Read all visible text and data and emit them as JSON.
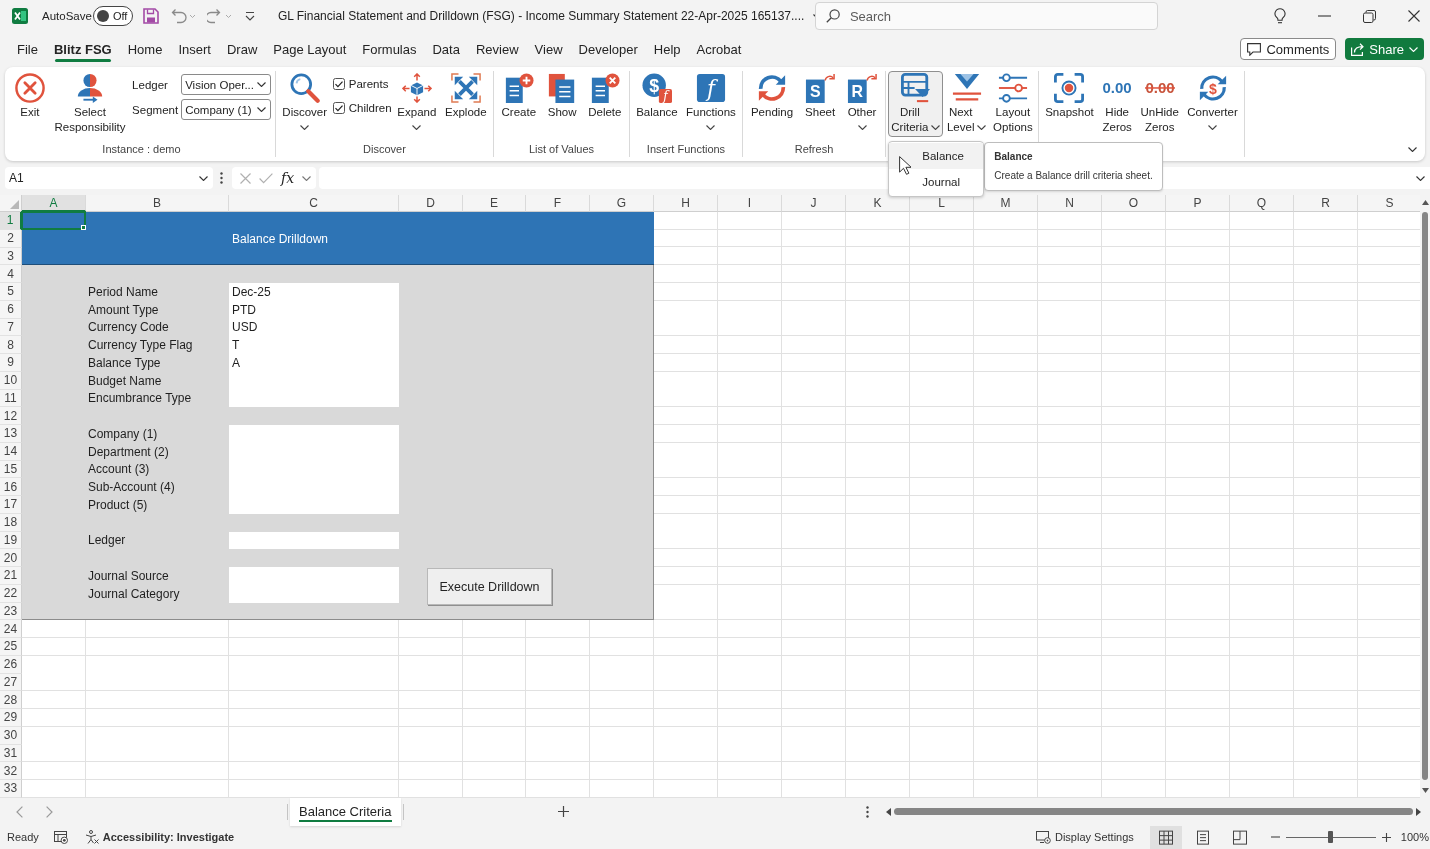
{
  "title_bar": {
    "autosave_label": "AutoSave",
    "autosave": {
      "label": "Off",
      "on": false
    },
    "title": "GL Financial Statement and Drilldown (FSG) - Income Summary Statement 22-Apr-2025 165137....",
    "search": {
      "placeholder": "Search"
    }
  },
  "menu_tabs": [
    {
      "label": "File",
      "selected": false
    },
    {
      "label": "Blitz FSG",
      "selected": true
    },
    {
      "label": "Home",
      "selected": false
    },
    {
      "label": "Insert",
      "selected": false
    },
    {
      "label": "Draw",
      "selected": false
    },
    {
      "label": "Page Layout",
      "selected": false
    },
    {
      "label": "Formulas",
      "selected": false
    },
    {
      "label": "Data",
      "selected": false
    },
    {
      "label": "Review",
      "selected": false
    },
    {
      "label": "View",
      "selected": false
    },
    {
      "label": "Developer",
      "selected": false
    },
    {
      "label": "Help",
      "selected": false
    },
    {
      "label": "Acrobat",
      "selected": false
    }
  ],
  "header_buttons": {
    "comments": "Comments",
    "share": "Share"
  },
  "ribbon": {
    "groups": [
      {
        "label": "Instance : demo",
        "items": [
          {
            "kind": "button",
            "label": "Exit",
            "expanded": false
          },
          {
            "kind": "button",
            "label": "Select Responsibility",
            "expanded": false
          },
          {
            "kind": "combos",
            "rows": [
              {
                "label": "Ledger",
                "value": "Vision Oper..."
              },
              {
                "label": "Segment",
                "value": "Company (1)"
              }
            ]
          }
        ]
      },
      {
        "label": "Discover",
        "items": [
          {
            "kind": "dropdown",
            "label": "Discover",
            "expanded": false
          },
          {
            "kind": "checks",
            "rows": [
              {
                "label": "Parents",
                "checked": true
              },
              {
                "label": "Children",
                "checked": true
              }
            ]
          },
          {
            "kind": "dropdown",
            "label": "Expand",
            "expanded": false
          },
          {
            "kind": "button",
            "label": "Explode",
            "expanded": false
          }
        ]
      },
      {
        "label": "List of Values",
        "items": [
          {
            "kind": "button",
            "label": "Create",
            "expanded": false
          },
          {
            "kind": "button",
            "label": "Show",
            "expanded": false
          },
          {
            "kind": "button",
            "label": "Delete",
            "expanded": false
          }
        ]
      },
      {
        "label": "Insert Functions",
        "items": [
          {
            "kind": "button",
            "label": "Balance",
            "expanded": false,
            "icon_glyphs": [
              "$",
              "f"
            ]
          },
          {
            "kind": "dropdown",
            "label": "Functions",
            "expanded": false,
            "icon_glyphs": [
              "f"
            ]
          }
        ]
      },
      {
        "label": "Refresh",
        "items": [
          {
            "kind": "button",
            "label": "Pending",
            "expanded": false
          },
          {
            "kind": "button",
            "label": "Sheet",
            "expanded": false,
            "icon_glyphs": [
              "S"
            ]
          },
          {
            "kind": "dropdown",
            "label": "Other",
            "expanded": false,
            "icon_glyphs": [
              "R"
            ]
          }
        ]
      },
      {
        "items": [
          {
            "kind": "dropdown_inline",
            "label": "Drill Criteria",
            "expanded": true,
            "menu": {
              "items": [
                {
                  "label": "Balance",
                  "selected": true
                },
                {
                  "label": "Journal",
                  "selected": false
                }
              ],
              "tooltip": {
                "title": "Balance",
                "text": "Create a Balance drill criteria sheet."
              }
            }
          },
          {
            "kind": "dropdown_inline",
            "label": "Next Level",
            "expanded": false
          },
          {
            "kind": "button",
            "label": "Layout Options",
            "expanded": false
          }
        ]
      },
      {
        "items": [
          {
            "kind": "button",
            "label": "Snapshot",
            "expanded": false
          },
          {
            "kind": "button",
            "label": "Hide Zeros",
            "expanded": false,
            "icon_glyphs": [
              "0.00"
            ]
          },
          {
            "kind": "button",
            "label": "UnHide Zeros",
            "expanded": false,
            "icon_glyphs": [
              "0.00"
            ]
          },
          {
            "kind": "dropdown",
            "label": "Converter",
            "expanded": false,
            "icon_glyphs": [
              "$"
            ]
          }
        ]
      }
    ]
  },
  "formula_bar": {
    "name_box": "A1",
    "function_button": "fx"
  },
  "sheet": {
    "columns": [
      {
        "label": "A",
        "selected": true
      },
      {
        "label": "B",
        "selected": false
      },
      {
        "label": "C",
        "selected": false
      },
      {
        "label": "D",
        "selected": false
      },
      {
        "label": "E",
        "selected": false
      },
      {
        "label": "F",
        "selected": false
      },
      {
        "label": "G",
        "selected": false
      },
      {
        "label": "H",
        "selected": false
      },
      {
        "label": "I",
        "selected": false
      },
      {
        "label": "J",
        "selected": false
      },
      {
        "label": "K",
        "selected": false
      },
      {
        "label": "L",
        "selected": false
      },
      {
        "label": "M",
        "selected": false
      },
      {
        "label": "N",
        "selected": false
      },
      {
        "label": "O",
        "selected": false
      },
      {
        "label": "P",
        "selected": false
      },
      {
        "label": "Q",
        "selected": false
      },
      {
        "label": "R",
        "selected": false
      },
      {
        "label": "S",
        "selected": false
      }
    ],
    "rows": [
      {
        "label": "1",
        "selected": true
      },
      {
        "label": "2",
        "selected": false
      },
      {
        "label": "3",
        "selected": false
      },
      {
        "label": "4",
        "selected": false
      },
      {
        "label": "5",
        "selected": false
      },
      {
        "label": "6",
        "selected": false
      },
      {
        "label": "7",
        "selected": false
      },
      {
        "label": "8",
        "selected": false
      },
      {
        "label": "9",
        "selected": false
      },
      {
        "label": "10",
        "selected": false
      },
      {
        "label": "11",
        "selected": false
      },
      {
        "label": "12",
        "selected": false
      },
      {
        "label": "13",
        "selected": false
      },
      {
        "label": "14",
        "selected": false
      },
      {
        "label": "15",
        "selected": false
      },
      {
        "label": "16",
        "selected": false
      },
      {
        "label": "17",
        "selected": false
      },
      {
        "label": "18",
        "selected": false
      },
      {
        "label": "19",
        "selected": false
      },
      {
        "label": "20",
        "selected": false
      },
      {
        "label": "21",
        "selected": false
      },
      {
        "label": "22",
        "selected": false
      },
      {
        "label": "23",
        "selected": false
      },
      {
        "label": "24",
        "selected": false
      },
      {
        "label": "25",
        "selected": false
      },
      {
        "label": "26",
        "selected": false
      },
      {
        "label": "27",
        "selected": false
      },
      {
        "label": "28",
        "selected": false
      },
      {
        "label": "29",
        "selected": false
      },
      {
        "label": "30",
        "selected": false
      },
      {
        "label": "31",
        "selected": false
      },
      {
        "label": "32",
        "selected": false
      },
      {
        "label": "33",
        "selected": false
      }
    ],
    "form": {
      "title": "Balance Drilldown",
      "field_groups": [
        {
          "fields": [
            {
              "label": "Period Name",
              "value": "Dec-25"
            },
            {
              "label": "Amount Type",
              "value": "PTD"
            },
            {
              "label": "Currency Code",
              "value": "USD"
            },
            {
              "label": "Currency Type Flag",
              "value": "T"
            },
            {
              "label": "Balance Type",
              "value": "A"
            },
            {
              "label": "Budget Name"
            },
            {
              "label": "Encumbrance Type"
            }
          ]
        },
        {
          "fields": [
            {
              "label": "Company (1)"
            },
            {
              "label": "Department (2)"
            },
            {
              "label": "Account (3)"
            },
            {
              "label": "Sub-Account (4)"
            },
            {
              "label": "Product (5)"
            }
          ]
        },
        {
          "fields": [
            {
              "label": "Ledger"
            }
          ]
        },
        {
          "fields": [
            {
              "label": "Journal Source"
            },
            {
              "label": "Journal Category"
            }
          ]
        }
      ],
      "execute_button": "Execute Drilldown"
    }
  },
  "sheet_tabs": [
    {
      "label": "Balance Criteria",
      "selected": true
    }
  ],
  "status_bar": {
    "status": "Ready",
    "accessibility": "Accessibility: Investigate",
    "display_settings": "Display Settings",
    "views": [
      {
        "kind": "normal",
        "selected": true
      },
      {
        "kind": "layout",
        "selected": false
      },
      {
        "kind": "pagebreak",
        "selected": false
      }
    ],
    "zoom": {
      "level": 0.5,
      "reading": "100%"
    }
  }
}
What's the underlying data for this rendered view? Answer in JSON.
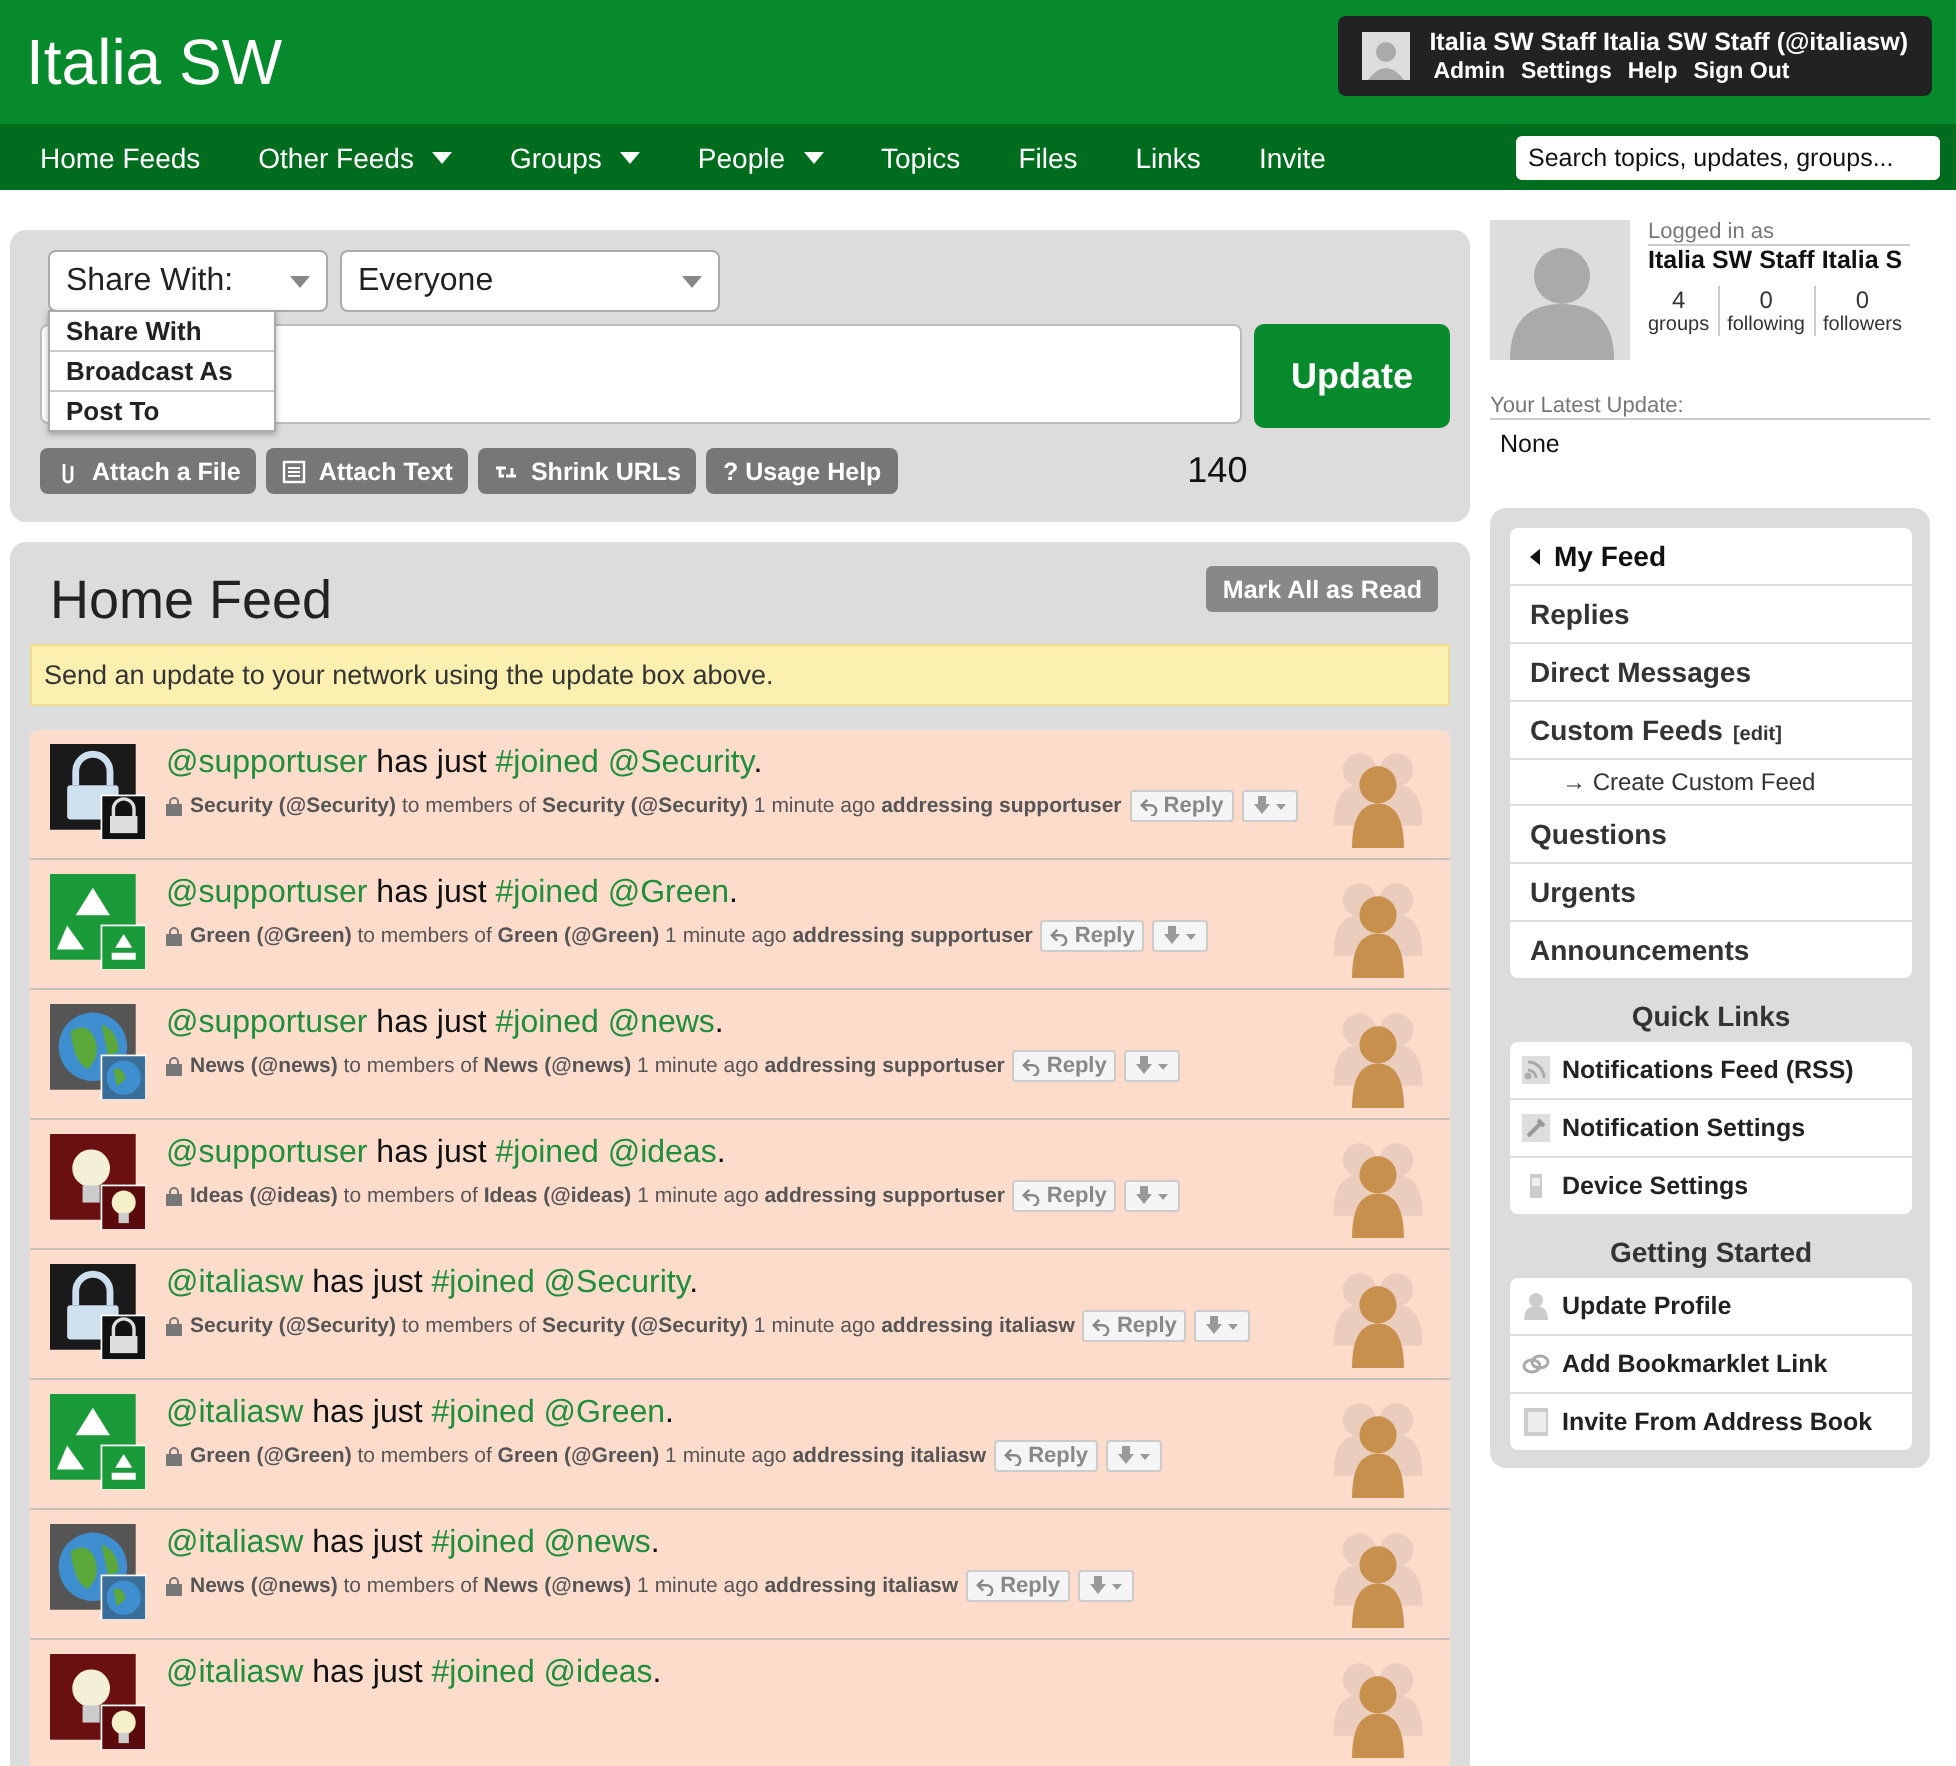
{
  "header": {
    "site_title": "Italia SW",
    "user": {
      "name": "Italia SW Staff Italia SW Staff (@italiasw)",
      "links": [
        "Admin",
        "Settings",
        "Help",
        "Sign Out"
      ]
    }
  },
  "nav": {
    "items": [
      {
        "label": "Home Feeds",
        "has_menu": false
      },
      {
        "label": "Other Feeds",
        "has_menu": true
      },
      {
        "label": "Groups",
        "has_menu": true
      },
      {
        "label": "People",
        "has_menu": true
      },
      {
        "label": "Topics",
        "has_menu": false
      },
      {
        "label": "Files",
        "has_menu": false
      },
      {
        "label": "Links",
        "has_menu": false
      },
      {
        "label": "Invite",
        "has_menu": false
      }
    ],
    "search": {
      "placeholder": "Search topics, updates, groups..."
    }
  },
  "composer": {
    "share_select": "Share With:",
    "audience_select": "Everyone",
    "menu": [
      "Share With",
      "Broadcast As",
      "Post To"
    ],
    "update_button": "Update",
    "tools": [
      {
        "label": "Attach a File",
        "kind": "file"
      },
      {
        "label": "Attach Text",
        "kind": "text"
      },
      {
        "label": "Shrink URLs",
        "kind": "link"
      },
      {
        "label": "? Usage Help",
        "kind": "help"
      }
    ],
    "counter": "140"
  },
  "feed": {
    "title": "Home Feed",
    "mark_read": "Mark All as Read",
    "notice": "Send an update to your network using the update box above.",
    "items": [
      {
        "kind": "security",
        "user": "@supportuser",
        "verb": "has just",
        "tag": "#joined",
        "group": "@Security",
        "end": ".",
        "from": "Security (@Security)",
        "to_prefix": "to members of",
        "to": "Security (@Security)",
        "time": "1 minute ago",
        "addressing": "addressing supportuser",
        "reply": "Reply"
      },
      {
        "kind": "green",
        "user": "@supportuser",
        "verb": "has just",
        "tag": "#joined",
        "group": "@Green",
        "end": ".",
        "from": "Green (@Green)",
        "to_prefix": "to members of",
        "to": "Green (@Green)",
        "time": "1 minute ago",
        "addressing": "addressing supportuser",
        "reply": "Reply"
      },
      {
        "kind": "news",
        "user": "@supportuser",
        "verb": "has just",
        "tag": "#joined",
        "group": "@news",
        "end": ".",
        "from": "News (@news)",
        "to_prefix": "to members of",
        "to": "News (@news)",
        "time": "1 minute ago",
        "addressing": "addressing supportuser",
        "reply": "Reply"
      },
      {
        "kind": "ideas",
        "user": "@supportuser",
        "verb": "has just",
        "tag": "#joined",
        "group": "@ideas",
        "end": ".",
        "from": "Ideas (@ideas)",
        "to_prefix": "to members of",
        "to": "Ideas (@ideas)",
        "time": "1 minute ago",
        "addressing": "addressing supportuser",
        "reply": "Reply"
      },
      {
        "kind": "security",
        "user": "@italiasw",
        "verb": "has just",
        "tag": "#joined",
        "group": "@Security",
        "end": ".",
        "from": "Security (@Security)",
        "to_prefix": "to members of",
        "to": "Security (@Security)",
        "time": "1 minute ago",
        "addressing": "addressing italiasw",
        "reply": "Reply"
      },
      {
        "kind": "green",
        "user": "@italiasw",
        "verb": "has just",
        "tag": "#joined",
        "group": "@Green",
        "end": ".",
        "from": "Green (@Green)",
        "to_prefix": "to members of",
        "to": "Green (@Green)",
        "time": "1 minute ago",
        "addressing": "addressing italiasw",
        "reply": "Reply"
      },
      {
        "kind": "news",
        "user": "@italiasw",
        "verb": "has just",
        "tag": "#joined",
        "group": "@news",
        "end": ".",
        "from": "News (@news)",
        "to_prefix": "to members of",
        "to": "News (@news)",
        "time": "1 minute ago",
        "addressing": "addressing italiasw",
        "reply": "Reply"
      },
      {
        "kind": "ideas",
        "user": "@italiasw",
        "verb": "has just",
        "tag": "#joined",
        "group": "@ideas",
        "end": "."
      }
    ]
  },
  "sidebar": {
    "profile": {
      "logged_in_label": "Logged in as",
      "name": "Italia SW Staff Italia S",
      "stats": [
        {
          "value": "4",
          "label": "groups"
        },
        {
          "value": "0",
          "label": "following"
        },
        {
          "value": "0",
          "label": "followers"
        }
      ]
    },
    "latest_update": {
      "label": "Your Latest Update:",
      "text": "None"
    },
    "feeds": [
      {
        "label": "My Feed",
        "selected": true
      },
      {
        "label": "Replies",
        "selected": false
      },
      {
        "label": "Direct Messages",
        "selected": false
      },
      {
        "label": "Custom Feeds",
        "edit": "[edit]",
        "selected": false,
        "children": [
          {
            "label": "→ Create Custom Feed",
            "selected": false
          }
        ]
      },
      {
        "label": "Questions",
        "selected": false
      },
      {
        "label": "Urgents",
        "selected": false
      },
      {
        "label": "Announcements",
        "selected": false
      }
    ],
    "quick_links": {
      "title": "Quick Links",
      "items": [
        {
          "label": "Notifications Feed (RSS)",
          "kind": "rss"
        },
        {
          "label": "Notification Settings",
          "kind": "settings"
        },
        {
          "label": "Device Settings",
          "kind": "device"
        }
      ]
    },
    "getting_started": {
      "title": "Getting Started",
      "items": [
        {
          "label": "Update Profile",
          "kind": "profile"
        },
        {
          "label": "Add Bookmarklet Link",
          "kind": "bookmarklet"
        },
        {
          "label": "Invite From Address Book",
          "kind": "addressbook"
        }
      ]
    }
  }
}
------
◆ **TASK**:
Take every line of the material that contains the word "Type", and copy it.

◆ **WORKED SOLUTION**:
              "label": "Amount Type",
              "label": "Currency Type Flag",
              "label": "Balance Type",
              "label": "Encumbrance Type"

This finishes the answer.